- **What you should do**: Your copy must hold every line of the records word for word. It must hold no pictures.

- **Website and app data records**:

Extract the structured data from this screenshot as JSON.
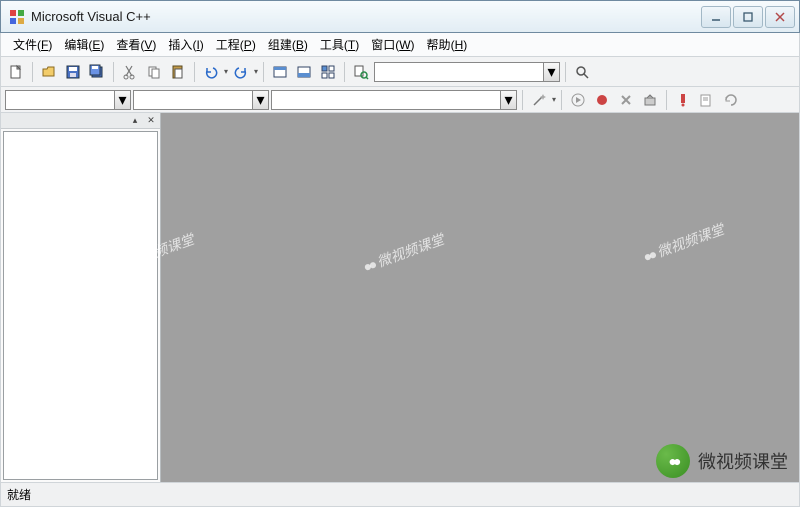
{
  "app": {
    "title": "Microsoft Visual C++"
  },
  "menu": {
    "file": {
      "label": "文件",
      "hotkey": "F"
    },
    "edit": {
      "label": "编辑",
      "hotkey": "E"
    },
    "view": {
      "label": "查看",
      "hotkey": "V"
    },
    "insert": {
      "label": "插入",
      "hotkey": "I"
    },
    "project": {
      "label": "工程",
      "hotkey": "P"
    },
    "build": {
      "label": "组建",
      "hotkey": "B"
    },
    "tools": {
      "label": "工具",
      "hotkey": "T"
    },
    "window": {
      "label": "窗口",
      "hotkey": "W"
    },
    "help": {
      "label": "帮助",
      "hotkey": "H"
    }
  },
  "combos": {
    "class_combo": "",
    "member_combo": "",
    "function_combo": "",
    "find_combo": ""
  },
  "status": {
    "text": "就绪"
  },
  "watermark": {
    "text": "微视频课堂"
  },
  "brand": {
    "text": "微视频课堂"
  }
}
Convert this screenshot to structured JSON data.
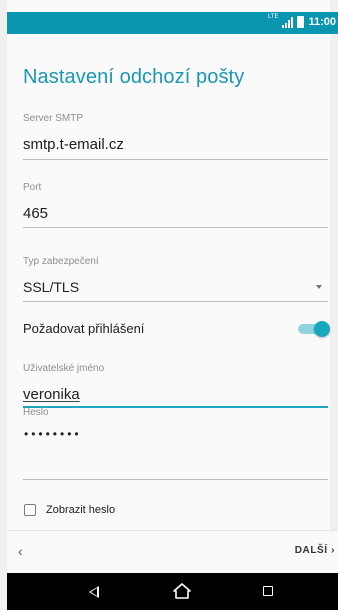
{
  "status_bar": {
    "network": "LTE",
    "time": "11:00"
  },
  "page": {
    "title": "Nastavení odchozí pošty"
  },
  "fields": {
    "server": {
      "label": "Server SMTP",
      "value": "smtp.t-email.cz"
    },
    "port": {
      "label": "Port",
      "value": "465"
    },
    "security": {
      "label": "Typ zabezpečení",
      "value": "SSL/TLS"
    },
    "require_login": {
      "label": "Požadovat přihlášení",
      "enabled": true
    },
    "username": {
      "label": "Uživatelské jméno",
      "value": "veronika"
    },
    "password": {
      "label": "Heslo",
      "value": "••••••••"
    },
    "show_password": {
      "label": "Zobrazit heslo",
      "checked": false
    }
  },
  "bottom": {
    "back_glyph": "‹",
    "next_label": "DALŠÍ ›"
  },
  "colors": {
    "accent": "#1a97b6",
    "statusbar": "#0a95b0",
    "toggle_on": "#17a8c0"
  },
  "icons": {
    "back": "back-triangle-icon",
    "home": "home-icon",
    "recent": "recent-apps-icon"
  }
}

- **Expected output**:
Extract the structured data from this screenshot as JSON.
{
  "app": {
    "title": "Microsoft Visual C++"
  },
  "menu": {
    "file": {
      "label": "文件",
      "hotkey": "F"
    },
    "edit": {
      "label": "编辑",
      "hotkey": "E"
    },
    "view": {
      "label": "查看",
      "hotkey": "V"
    },
    "insert": {
      "label": "插入",
      "hotkey": "I"
    },
    "project": {
      "label": "工程",
      "hotkey": "P"
    },
    "build": {
      "label": "组建",
      "hotkey": "B"
    },
    "tools": {
      "label": "工具",
      "hotkey": "T"
    },
    "window": {
      "label": "窗口",
      "hotkey": "W"
    },
    "help": {
      "label": "帮助",
      "hotkey": "H"
    }
  },
  "combos": {
    "class_combo": "",
    "member_combo": "",
    "function_combo": "",
    "find_combo": ""
  },
  "status": {
    "text": "就绪"
  },
  "watermark": {
    "text": "微视频课堂"
  },
  "brand": {
    "text": "微视频课堂"
  }
}
Convert this screenshot to structured JSON data.
{
  "status_bar": {
    "network": "LTE",
    "time": "11:00"
  },
  "page": {
    "title": "Nastavení odchozí pošty"
  },
  "fields": {
    "server": {
      "label": "Server SMTP",
      "value": "smtp.t-email.cz"
    },
    "port": {
      "label": "Port",
      "value": "465"
    },
    "security": {
      "label": "Typ zabezpečení",
      "value": "SSL/TLS"
    },
    "require_login": {
      "label": "Požadovat přihlášení",
      "enabled": true
    },
    "username": {
      "label": "Uživatelské jméno",
      "value": "veronika"
    },
    "password": {
      "label": "Heslo",
      "value": "••••••••"
    },
    "show_password": {
      "label": "Zobrazit heslo",
      "checked": false
    }
  },
  "bottom": {
    "back_glyph": "‹",
    "next_label": "DALŠÍ ›"
  },
  "colors": {
    "accent": "#1a97b6",
    "statusbar": "#0a95b0",
    "toggle_on": "#17a8c0"
  },
  "icons": {
    "back": "back-triangle-icon",
    "home": "home-icon",
    "recent": "recent-apps-icon"
  }
}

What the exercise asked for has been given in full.